TASK DESCRIPTION:
Go through the data and count each line that has the string "chevron". Give that count alone.

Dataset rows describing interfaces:

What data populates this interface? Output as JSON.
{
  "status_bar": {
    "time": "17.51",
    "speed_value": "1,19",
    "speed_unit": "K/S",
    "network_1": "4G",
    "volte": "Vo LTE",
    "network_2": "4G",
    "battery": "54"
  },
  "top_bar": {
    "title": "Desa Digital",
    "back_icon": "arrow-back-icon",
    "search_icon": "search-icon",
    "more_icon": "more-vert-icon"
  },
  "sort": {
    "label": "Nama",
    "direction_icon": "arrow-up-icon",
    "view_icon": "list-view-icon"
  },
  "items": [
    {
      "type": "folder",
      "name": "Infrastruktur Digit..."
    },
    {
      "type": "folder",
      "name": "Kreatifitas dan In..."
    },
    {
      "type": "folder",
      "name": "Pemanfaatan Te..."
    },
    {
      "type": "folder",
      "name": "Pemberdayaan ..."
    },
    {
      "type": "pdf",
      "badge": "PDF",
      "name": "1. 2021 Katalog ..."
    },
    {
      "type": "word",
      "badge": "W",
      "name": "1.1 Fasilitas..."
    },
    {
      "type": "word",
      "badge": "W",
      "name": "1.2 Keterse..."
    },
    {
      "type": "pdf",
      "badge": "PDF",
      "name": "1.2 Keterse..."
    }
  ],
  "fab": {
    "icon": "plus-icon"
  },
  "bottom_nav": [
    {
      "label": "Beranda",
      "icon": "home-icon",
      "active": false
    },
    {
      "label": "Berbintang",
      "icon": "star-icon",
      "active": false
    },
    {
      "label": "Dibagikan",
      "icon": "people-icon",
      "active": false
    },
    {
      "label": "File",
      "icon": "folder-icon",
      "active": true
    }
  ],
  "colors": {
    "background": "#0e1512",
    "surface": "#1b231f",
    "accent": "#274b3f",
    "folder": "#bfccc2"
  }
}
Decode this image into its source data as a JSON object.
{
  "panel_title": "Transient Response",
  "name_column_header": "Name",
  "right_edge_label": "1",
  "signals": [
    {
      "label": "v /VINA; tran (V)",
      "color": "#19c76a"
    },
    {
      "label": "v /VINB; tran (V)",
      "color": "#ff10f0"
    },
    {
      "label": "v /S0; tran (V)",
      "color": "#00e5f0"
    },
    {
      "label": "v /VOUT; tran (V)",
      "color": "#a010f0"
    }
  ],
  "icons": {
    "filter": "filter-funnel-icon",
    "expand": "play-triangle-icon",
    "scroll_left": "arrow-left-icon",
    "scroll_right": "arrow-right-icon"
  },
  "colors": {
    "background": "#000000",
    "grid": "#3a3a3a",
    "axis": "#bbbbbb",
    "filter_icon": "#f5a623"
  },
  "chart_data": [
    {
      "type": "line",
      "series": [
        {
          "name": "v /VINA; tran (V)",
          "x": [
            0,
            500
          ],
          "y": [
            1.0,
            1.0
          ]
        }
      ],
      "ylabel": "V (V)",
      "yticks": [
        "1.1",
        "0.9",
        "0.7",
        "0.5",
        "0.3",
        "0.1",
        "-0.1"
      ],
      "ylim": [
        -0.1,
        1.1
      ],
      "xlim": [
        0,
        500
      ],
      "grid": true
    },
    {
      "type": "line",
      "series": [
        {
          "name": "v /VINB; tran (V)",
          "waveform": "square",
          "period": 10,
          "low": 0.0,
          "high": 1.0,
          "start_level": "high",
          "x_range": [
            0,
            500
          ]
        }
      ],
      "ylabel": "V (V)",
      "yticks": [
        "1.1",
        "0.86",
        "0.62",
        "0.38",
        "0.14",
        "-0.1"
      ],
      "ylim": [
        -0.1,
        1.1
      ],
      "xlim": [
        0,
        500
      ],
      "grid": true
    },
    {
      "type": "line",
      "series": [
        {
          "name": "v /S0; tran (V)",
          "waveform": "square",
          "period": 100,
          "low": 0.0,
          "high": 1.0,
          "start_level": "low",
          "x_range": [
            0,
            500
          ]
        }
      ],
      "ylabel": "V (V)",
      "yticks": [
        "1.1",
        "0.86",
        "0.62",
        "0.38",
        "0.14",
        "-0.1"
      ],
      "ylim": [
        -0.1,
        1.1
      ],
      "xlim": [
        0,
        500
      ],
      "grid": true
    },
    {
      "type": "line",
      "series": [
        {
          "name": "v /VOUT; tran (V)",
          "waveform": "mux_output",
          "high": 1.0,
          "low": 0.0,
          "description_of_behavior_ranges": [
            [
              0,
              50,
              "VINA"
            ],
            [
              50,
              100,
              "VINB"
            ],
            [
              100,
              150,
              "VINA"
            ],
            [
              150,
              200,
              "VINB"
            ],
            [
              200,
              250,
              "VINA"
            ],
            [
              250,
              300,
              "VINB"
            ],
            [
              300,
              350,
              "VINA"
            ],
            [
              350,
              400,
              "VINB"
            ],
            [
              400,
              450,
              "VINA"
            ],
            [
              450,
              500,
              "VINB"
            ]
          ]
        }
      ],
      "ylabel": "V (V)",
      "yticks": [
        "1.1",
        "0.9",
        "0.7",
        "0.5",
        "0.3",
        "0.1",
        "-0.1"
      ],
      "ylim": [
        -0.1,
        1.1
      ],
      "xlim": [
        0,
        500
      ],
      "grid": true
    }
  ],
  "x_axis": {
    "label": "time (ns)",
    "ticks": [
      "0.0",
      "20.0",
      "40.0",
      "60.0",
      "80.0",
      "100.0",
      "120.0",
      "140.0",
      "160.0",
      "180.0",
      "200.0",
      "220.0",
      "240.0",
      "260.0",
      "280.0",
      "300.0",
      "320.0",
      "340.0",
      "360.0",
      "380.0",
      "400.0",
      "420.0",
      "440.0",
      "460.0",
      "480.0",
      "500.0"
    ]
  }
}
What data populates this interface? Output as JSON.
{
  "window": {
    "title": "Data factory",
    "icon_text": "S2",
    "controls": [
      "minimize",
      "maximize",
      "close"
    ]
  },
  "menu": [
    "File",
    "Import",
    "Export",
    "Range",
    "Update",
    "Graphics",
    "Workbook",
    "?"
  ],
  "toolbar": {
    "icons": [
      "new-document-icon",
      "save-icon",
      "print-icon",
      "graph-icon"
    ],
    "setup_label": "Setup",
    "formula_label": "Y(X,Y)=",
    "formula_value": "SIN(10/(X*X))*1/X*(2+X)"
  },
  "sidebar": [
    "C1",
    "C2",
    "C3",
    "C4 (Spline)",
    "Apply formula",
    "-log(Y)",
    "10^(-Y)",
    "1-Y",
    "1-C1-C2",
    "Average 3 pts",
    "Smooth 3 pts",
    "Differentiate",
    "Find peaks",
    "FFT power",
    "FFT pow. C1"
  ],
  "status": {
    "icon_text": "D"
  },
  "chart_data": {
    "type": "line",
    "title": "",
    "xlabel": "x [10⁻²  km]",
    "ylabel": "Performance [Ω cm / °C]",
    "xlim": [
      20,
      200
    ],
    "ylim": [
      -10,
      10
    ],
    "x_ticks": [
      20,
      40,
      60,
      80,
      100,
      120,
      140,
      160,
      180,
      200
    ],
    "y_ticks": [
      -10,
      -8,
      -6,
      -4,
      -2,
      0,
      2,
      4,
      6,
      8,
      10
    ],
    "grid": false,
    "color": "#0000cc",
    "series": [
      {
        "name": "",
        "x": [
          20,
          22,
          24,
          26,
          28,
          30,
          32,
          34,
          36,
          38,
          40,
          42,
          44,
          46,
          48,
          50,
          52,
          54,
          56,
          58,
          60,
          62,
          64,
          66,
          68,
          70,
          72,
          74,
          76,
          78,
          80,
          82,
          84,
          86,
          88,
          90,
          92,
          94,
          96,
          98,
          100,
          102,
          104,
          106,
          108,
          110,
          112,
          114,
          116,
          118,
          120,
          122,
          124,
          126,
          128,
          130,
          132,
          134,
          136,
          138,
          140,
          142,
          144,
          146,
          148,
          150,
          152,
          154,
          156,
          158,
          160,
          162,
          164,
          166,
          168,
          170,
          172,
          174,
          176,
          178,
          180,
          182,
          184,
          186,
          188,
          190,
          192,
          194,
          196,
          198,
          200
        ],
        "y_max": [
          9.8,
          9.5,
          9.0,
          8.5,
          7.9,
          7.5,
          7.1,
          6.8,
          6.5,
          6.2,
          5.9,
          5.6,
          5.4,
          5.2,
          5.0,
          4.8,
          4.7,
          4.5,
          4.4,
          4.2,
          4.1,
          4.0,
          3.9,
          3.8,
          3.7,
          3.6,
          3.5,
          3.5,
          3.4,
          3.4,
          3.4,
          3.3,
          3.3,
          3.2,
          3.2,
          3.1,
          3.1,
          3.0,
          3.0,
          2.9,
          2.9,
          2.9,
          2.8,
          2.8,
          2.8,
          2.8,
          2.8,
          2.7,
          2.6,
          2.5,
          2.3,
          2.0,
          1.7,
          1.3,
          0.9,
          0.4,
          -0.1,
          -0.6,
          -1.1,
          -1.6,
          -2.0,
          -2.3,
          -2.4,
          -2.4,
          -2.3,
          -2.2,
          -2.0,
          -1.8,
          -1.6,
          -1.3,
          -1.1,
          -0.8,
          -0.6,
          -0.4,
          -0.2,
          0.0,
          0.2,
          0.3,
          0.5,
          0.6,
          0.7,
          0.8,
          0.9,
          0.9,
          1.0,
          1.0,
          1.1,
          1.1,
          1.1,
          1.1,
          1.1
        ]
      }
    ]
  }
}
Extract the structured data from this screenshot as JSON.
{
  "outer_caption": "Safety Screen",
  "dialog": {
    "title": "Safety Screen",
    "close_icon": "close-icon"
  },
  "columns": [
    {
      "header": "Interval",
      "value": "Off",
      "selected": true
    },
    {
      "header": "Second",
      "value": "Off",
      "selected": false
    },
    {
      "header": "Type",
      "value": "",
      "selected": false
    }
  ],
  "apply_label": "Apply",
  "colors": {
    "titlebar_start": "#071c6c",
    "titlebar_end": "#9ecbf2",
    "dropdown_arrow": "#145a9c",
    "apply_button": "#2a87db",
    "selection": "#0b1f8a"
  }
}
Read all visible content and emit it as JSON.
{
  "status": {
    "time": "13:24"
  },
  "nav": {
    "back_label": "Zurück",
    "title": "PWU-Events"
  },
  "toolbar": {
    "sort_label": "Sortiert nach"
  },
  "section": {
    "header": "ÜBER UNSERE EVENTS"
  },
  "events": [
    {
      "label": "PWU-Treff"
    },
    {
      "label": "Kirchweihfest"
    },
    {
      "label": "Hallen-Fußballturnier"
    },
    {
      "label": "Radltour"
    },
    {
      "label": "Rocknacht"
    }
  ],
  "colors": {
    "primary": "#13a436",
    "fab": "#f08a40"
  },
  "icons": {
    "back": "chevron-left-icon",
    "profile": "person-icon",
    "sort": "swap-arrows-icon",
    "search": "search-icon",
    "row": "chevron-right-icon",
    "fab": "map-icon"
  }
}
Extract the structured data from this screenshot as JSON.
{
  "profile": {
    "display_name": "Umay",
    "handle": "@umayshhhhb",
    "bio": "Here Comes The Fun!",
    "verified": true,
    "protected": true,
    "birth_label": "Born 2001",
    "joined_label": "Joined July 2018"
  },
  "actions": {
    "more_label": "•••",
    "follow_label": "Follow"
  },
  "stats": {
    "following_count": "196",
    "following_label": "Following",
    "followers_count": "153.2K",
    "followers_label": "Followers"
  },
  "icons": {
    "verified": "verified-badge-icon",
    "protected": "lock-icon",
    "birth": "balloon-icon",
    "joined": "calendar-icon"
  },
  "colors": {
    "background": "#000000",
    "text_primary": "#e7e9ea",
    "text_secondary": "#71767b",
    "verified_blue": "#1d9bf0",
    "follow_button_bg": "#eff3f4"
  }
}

SOLVED EXERCISE:
2